Meme #2. This meme consists of ten questions to be answered.
1. If you could have super powers what would they be and what would you do with them? (Please feel free to be selfish, you do not have to save the world!)
Definitely to go back in time. I wouldn't be able to change history, I could only spectate, but boy would that be interesting! I could go anywhere, anytime, and come back at will. I would be able to understand the language spoken in whatever country I landed in. Is this geeky?
2. Were you to find your self stranded on an island with a CD player…it could happen…what would your top 10 blogger island discs be?

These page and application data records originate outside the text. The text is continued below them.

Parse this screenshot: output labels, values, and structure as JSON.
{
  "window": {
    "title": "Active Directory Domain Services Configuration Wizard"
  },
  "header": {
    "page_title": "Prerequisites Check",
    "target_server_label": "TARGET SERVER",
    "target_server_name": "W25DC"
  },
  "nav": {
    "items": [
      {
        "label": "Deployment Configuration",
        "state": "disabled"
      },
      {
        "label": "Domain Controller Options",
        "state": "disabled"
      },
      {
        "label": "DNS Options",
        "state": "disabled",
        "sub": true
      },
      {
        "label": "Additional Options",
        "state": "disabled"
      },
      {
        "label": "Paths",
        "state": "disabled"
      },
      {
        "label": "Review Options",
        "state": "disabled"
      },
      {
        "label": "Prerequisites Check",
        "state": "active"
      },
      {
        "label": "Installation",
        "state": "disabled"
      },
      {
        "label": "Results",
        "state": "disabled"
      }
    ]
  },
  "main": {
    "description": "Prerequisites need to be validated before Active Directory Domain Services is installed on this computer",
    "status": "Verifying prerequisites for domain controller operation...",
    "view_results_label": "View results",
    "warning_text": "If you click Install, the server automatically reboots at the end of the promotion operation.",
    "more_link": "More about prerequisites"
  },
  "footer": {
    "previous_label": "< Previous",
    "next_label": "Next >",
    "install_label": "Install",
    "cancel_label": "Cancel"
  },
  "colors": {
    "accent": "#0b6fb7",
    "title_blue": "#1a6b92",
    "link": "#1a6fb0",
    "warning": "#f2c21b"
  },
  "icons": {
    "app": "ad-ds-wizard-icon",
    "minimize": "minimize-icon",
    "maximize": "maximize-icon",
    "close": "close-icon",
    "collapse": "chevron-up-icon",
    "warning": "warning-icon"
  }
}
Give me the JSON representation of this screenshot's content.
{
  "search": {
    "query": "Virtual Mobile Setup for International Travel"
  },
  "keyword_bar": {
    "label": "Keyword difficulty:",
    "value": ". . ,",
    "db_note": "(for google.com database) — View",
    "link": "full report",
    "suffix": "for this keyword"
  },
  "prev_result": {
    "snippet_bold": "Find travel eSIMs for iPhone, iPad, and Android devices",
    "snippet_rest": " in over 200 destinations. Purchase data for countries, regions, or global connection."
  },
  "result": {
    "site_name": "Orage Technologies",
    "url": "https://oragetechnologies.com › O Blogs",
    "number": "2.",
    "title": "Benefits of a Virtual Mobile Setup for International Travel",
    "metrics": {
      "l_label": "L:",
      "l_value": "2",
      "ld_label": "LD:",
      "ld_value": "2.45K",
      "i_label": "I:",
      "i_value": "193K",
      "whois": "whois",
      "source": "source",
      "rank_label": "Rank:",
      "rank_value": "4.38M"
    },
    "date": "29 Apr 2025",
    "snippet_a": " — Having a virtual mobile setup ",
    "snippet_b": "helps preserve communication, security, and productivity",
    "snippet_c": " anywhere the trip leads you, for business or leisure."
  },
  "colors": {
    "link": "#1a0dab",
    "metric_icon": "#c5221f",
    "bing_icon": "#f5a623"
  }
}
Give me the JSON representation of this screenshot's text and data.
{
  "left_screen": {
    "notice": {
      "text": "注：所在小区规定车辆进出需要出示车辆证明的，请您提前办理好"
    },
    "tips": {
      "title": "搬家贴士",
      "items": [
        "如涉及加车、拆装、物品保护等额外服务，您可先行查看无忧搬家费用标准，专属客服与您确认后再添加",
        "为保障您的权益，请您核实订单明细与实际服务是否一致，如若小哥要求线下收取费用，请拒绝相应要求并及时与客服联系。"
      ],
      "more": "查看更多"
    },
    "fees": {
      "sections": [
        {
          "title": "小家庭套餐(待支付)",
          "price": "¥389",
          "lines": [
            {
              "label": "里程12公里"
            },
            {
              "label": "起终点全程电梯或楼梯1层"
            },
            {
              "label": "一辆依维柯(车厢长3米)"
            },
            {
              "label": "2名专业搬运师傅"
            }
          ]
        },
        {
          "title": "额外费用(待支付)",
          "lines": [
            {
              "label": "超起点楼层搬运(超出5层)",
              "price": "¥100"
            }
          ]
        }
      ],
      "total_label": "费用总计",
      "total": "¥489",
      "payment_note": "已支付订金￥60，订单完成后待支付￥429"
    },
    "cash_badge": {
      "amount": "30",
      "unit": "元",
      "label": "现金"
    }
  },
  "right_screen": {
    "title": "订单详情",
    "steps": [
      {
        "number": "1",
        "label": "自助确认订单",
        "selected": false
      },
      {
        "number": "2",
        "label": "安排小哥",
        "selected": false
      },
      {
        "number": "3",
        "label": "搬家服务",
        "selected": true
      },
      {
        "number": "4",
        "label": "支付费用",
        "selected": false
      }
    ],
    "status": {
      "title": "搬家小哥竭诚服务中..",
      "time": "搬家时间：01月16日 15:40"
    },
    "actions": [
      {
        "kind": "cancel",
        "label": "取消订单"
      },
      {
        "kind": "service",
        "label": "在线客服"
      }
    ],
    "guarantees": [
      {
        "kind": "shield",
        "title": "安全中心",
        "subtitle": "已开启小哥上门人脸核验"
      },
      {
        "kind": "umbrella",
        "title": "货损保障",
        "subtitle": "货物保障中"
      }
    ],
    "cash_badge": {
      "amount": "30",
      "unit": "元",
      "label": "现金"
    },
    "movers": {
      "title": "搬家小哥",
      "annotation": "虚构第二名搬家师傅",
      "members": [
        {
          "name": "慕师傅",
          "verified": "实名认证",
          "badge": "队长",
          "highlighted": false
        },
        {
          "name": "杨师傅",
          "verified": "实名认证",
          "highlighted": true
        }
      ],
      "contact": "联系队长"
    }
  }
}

Cat Stevens "Footsteps in the Dark," Ella Fitzgerald sings Cole Porter, Lucinda Williams "Car Wheels on a Gravel Road," A Billy Holiday compilation, Flaming Lips "Yoshimi Battles the Pink Robots," Gigi/Abyssina Infinite "Zion Roots," The Waterboys "Fisherman's Blues," Beatles Compilation of some sort, B-52's mix my sister made me, World Mix Alex made me.
3. If you were a smell what would it be?
4. What bird would you most like to be?
Chickadee -- small and strong, sings a lot, tolerates all weather, stands up to the jays.
5. If you were a bird who’s head would you poo on?
Mrs. Figby already pooped on Dick Cheney's head, so maybe I'd poop on George's head. I might have to stand in line.
6. Are there any foods that your body craves?
Chocolate chip cookies and apples.
7. What’s your favorite time of year?
Summer. I love sand, ocean, and salt air at a dry (hate humidity) 80 degrees.
8. What’s your favorite time of day?
After the kids are in bed, I've done my ablutions and am reading in bed with Alex. Also have grown to love the time when I put Lire down for a midday nap. It's peaceful, and he's so sweet to watch sleep.
9. If a rest is as good as a change which would you choose?
Well, I love change to shake things up, but I've had A LOT of that lately, so I'm opting for rest these days. I love to sit and stare out the window.
10. If you could have a dinner party and invite any 5 people from the past or present who would they be? (Living or deceased.)
This is like the 10 cd's question. Ok. My deceased Italian grandmother, Nana, who would cook a killer dinner and would LOVE to do it. Plus she'd be so happy to see me, which would feel GREAT. Next, for some reason, Chris Rock comes to mind. He's funny, but because my grandmother would be there, he'd tow the line with the f-word a bit. She would think he was hilarious, though "so bad!" Third guest would be Thich Nhat Han, the Vietnamese Zen Buddhist. He would love Nana, too, and I think I need some of his flower lecturing. Ellen Degeneres -- I don't know how you all feel, but she I think she's great. And funny. And then maybe Nina Simone could play piano and sing after we all dined together.
Now to tag. Seven letters in my middle name, seven bloggers to inflict. How about: New Flower; Fully Operational Battle Station; Babyssinia; Magic and Mayhem; PCOS Baby; Jesus was not a Republican; and An Aussieopian Family?